= Required action =
Scan the listing for the word "Support" and report every line that contains it.
-*-*-
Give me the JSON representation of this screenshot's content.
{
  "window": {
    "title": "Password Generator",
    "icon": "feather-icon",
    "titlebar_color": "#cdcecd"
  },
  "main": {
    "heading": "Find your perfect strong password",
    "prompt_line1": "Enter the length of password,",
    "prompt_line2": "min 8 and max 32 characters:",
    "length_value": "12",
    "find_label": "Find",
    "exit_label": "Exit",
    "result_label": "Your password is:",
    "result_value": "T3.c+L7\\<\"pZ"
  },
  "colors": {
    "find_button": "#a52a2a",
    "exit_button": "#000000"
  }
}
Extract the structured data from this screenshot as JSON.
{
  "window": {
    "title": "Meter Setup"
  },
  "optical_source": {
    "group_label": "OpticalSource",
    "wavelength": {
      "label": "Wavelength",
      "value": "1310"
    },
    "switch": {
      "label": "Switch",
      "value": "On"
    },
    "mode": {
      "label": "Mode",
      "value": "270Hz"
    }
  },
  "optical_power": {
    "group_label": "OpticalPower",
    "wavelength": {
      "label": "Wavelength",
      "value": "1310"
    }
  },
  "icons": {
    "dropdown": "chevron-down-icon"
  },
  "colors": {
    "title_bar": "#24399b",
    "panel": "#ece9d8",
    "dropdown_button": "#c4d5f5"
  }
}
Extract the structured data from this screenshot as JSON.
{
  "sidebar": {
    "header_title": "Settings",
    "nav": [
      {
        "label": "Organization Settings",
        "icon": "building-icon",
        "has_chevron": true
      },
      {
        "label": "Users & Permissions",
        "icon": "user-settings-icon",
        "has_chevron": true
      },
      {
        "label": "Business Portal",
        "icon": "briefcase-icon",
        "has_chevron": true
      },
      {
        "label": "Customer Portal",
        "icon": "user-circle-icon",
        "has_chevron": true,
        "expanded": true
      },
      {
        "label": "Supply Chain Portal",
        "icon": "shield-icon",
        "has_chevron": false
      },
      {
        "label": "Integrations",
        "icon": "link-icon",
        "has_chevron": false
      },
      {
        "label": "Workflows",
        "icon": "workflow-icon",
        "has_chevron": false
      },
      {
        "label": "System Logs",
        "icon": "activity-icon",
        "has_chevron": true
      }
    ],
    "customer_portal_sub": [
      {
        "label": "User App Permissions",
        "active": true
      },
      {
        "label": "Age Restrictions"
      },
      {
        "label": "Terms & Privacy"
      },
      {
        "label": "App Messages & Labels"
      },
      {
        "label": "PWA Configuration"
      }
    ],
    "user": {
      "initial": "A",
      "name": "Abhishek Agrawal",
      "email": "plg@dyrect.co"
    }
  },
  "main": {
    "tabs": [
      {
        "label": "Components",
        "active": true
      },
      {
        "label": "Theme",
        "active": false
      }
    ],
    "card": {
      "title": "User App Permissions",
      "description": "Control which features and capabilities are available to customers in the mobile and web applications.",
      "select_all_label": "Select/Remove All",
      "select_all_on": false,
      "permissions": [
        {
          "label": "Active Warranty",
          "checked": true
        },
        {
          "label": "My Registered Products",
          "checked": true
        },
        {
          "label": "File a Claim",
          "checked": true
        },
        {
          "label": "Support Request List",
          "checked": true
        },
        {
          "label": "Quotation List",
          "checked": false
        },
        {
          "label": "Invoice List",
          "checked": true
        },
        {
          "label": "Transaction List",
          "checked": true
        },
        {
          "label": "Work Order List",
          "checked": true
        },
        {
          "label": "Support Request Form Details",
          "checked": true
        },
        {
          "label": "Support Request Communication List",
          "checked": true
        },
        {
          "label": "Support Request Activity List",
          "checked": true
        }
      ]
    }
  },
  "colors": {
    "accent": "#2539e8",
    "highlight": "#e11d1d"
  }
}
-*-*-
= Solution for this problem =
          "label": "Support Request List",
          "label": "Support Request Form Details",
          "label": "Support Request Communication List",
          "label": "Support Request Activity List",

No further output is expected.